A national contractors’ survey conducted by the Associated General Contractors (AGC) of America and Autodesk suggests that Illinois has a much less pressing construction labor shortage than much of the rest of the country.
While the AGC data indicates that nationally 80 percent of construction firms report they are having a hard time filling hourly craft positions that represent the bulk of the construction workforce, the number is only 48 percent in Illinois. Contrary to other states and regions, the greater difficulty is in finding qualified salaried positions, with 58 percent of contractors reporting problems.
The survey sample size in Illinois is small, with just 31 responses, and it is conceivable that in Illinois’ heavily unionized environment, contractors are facing little stress by simply calling on the hiring halls for additional workers where required. (Some 55 percent of respondents said the used “unions” to meet their hiring requirements.)

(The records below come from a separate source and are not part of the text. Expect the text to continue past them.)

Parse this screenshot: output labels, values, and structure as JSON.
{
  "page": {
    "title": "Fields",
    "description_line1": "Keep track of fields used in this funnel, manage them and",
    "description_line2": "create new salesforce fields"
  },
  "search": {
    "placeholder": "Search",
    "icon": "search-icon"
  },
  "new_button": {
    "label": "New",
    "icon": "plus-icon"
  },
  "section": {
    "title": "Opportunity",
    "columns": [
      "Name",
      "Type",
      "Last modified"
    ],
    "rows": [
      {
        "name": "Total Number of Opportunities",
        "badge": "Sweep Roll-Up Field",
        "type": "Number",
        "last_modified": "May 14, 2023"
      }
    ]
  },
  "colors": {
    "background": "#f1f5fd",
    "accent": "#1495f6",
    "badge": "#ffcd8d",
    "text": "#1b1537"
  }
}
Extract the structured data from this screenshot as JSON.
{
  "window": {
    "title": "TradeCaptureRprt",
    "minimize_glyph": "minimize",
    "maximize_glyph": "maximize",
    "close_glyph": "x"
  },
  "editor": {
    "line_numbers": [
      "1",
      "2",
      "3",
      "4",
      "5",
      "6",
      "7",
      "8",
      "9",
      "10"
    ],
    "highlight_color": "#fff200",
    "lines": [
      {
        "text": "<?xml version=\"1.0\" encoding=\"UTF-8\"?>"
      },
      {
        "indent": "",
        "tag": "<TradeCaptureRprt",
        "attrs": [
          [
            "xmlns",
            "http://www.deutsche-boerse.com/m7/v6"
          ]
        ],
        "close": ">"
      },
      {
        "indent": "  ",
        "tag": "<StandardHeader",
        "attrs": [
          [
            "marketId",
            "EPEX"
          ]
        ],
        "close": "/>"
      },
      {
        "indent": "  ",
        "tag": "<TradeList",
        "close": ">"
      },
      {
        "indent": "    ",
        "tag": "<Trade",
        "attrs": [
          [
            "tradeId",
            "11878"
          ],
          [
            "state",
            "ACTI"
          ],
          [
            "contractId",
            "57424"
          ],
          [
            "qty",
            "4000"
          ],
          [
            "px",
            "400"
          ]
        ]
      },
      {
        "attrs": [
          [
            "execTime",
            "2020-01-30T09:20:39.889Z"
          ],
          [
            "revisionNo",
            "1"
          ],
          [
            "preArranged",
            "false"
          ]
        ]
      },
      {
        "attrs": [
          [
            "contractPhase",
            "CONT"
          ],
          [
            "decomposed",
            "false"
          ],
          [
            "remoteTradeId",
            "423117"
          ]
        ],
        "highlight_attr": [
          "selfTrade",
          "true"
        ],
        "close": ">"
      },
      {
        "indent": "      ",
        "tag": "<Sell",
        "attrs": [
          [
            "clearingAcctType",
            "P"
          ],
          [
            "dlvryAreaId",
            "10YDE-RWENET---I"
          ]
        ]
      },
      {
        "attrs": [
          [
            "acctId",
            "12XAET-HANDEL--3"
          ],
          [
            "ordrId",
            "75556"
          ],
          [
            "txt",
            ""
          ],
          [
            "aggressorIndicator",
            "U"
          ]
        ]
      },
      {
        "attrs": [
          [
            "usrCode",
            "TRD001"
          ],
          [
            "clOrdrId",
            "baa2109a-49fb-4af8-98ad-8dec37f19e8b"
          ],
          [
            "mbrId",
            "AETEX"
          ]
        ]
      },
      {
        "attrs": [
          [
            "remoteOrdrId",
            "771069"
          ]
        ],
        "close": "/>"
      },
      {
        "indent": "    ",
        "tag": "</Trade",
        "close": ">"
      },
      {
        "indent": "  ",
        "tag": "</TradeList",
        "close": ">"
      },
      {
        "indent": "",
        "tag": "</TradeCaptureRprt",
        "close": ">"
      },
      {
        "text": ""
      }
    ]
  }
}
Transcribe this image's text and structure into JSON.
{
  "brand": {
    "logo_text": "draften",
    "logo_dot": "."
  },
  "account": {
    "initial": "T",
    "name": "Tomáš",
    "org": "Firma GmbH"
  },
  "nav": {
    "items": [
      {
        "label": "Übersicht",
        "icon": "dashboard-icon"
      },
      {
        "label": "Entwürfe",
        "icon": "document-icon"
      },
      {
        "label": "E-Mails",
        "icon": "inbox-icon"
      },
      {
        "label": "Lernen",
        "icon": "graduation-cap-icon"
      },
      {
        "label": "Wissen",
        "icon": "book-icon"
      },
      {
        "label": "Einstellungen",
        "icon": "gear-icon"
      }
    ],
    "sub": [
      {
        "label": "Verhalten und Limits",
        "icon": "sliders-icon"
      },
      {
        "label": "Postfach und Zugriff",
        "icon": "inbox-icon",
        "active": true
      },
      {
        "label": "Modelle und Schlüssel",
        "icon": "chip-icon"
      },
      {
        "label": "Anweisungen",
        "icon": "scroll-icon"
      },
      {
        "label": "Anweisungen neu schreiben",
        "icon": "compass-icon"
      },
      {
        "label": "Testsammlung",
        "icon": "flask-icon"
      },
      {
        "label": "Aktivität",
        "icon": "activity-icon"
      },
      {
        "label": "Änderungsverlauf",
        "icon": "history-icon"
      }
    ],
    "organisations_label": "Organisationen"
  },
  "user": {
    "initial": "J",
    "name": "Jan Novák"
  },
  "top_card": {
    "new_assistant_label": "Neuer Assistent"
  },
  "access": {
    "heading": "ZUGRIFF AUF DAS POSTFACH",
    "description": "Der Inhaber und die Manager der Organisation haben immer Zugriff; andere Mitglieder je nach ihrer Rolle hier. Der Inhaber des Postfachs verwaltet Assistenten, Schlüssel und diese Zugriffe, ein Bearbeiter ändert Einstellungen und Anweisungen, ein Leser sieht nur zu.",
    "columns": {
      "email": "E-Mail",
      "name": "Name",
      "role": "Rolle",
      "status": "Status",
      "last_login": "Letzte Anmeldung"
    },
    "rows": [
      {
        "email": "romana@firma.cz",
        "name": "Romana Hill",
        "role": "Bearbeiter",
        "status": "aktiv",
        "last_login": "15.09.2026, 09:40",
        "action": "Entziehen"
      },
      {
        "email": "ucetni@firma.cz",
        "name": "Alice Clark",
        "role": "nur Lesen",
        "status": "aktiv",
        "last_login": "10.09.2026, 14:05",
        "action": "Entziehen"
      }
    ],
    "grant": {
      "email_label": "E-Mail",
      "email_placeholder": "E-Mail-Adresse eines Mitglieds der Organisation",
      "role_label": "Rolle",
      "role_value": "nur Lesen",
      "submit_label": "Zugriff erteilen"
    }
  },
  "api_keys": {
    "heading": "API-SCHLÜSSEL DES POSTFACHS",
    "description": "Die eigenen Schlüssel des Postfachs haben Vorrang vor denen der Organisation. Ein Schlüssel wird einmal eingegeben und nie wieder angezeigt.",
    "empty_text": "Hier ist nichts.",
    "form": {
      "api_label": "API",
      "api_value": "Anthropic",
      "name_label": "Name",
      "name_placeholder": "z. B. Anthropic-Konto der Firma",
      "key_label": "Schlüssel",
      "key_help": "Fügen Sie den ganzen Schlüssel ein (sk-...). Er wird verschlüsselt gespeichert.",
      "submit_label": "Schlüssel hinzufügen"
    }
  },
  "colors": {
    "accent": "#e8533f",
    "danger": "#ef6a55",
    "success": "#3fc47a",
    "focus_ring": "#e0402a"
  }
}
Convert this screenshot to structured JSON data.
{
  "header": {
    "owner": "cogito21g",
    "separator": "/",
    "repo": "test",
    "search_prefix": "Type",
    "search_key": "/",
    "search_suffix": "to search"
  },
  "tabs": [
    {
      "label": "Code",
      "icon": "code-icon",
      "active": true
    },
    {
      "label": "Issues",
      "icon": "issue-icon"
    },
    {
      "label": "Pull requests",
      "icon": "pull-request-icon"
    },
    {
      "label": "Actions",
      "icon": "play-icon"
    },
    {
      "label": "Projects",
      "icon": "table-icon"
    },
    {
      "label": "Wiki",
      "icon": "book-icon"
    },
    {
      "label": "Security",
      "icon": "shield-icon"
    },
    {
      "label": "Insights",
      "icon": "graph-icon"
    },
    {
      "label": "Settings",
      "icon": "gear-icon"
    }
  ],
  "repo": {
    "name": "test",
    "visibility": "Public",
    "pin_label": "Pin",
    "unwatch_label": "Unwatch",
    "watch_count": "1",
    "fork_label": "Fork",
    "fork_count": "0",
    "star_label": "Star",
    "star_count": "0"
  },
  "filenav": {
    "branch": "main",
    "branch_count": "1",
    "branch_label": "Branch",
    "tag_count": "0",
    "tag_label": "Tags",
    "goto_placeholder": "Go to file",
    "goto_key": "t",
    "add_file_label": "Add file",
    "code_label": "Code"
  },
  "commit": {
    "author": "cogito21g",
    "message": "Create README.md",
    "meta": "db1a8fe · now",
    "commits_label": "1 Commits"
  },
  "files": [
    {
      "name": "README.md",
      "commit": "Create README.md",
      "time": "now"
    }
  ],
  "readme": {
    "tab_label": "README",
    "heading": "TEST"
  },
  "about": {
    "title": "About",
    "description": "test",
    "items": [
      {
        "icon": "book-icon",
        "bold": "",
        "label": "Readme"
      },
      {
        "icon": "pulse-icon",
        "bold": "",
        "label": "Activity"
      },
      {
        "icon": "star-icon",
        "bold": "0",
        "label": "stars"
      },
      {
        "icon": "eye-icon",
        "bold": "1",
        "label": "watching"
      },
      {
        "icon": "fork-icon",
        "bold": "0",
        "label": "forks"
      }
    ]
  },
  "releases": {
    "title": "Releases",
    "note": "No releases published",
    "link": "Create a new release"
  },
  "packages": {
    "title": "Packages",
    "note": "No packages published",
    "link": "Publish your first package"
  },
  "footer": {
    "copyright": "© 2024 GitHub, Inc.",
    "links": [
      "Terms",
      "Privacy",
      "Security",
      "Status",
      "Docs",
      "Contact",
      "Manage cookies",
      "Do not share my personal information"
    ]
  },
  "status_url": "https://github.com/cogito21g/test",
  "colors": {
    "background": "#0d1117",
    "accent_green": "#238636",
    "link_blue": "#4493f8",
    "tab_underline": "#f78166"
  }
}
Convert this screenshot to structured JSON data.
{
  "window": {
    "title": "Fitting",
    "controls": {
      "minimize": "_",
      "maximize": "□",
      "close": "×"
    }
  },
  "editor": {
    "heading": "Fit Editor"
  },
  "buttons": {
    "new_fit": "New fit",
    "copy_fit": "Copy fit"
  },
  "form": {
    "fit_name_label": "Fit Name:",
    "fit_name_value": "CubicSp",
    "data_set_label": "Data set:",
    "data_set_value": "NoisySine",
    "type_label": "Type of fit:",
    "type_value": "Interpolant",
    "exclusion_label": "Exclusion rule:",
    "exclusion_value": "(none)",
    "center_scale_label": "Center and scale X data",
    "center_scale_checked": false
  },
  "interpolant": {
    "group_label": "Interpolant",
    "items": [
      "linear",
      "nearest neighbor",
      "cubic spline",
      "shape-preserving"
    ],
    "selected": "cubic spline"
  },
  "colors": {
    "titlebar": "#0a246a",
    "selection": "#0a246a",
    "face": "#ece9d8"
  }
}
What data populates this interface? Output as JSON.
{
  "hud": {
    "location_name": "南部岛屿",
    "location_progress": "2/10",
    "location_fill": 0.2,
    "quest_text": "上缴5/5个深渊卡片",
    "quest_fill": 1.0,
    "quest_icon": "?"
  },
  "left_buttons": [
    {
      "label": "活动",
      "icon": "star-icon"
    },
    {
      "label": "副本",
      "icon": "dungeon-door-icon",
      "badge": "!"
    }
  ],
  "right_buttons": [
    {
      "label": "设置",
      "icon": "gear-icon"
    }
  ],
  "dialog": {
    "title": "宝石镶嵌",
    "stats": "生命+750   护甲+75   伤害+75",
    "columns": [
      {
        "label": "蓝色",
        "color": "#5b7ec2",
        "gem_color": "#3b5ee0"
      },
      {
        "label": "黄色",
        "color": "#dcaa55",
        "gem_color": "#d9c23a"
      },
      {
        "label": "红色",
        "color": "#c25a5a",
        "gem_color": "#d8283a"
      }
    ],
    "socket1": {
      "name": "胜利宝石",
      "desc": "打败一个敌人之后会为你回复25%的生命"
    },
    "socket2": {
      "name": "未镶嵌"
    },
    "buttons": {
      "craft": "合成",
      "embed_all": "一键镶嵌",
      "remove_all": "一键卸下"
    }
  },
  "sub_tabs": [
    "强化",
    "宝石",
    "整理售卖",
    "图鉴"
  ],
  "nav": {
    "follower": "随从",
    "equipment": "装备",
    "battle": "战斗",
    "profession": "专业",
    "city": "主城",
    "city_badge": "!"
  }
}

Speaking of the national results, AGG chief executive officer Stephen Sandherr said: “Workforce shortages remain one of the single most significant threats to the construction industry. However, construction labor shortages are a challenge that can be fixed, and this association will continue to do everything in its power to make sure that happens.”
Of the nearly 2,000 survey respondents, 80 percent said they are having difficulty filling hourly craft positions, Sandherr said. All four regions of the country are experiencing similarly severe craft worker shortages, with 83 percent of contractors in the West and South reporting a hard time filling hourly craft positions, almost identical to the 81 percent rate in the Midwest and 75 percent rate in the Northeast.
Seventy-three percent of firms report it will continue to be hard, or get even harder, to find hourly craft workers over the next 12 months. One reason for their worries is that contractors are skeptical of the quality of the pipeline for recruiting and preparing new craft personnel. Forty-five percent say the local pipeline for preparing well-trained and skilled workers is poor. And 26 percent say the pipeline for finding workers who can pass a drug test is poor.
“Construction workforce shortages are prompting many firms to innovate their way to greater productivity,” said Allison Scott, head of construction integrated marketing at Autodesk. “As the cost of labor continues to increase and firms look to become even more efficient, technology can enable better collaboration and ultimately lead to more predictable outcomes. There is also opportunity in untapped pools of talent such as tradeswomen, veterans, and young people looking for an alternative to the traditional four-year university.”
Scott noted that 29 percent of firms report they are investing in technology to supplement worker duties. One-fourth of firms report they are using cutting-edge solutions, including drones, robots and 3-D printers. Meanwhile, 23 percent of firms report they are taking steps to improve jobsite performance by relying on lean construction techniques, using tools like Building Information Modeling and doing more off-site prefabrication.
Even as the industry works to address labor shortages, 44 percent of firms report they are increasing construction prices and 29 percent are putting longer completion times into their bids for new work because of the lack of workers, putting future development and infrastructure projects at risk. Association officials called on the federal government to boost funding for career and technical education. They also called on federal leaders to allow more immigrants to enter the country to work in construction, let construction students at community and career colleges qualify for federal Pell Grants, and make it easier for firms to establish apprenticeship and other training programs.